[Stored entries]
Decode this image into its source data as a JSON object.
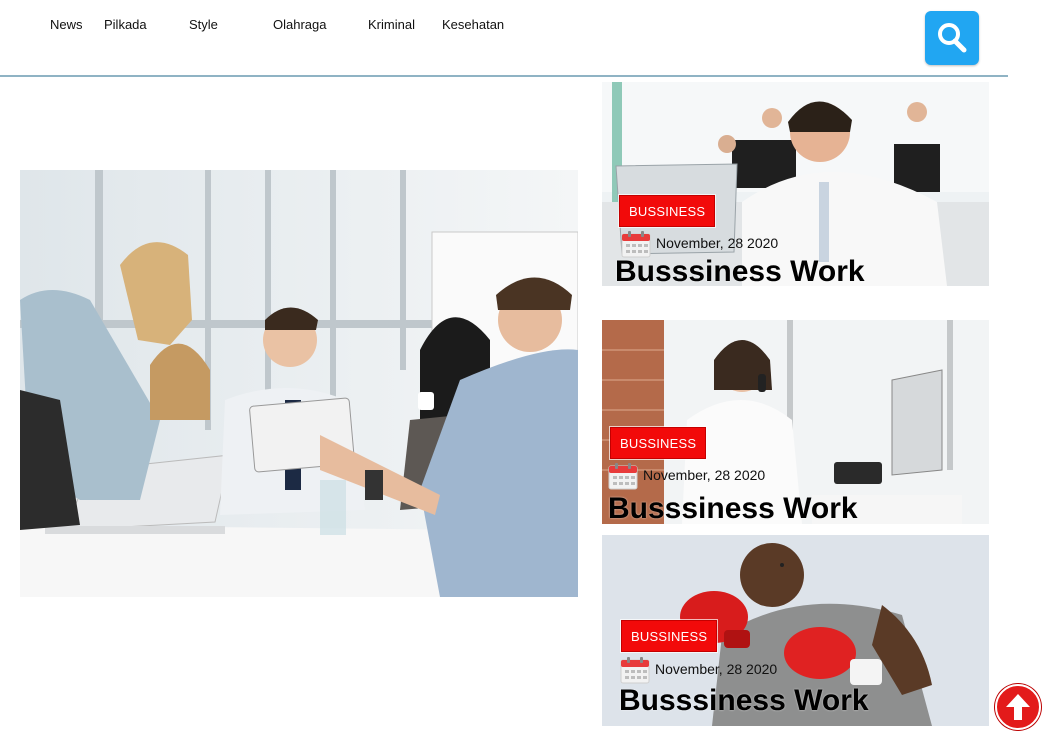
{
  "nav": {
    "items": [
      {
        "label": "News"
      },
      {
        "label": "Pilkada"
      },
      {
        "label": "Style"
      },
      {
        "label": "Olahraga"
      },
      {
        "label": "Kriminal"
      },
      {
        "label": "Kesehatan"
      }
    ],
    "search_icon": "search-icon",
    "accent": "#21a6f2"
  },
  "hero": {
    "image": "office-team-meeting-photo"
  },
  "cards": [
    {
      "category": "BUSSINESS",
      "date": "November, 28 2020",
      "title": "Busssiness Work",
      "image": "man-at-computer-office-photo"
    },
    {
      "category": "BUSSINESS",
      "date": "November, 28 2020",
      "title": "Busssiness Work",
      "image": "woman-on-phone-office-photo"
    },
    {
      "category": "BUSSINESS",
      "date": "November, 28 2020",
      "title": "Busssiness Work",
      "image": "boxer-with-gloves-photo"
    }
  ],
  "colors": {
    "badge": "#f20a0a",
    "scroll_top": "#e31b1b",
    "divider": "#8fb3c4"
  },
  "scroll_top_icon": "arrow-up-icon"
}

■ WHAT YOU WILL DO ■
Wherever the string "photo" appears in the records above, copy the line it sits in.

■ YOUR RESPONSE ■
    "image": "office-team-meeting-photo"
      "image": "man-at-computer-office-photo"
      "image": "woman-on-phone-office-photo"
      "image": "boxer-with-gloves-photo"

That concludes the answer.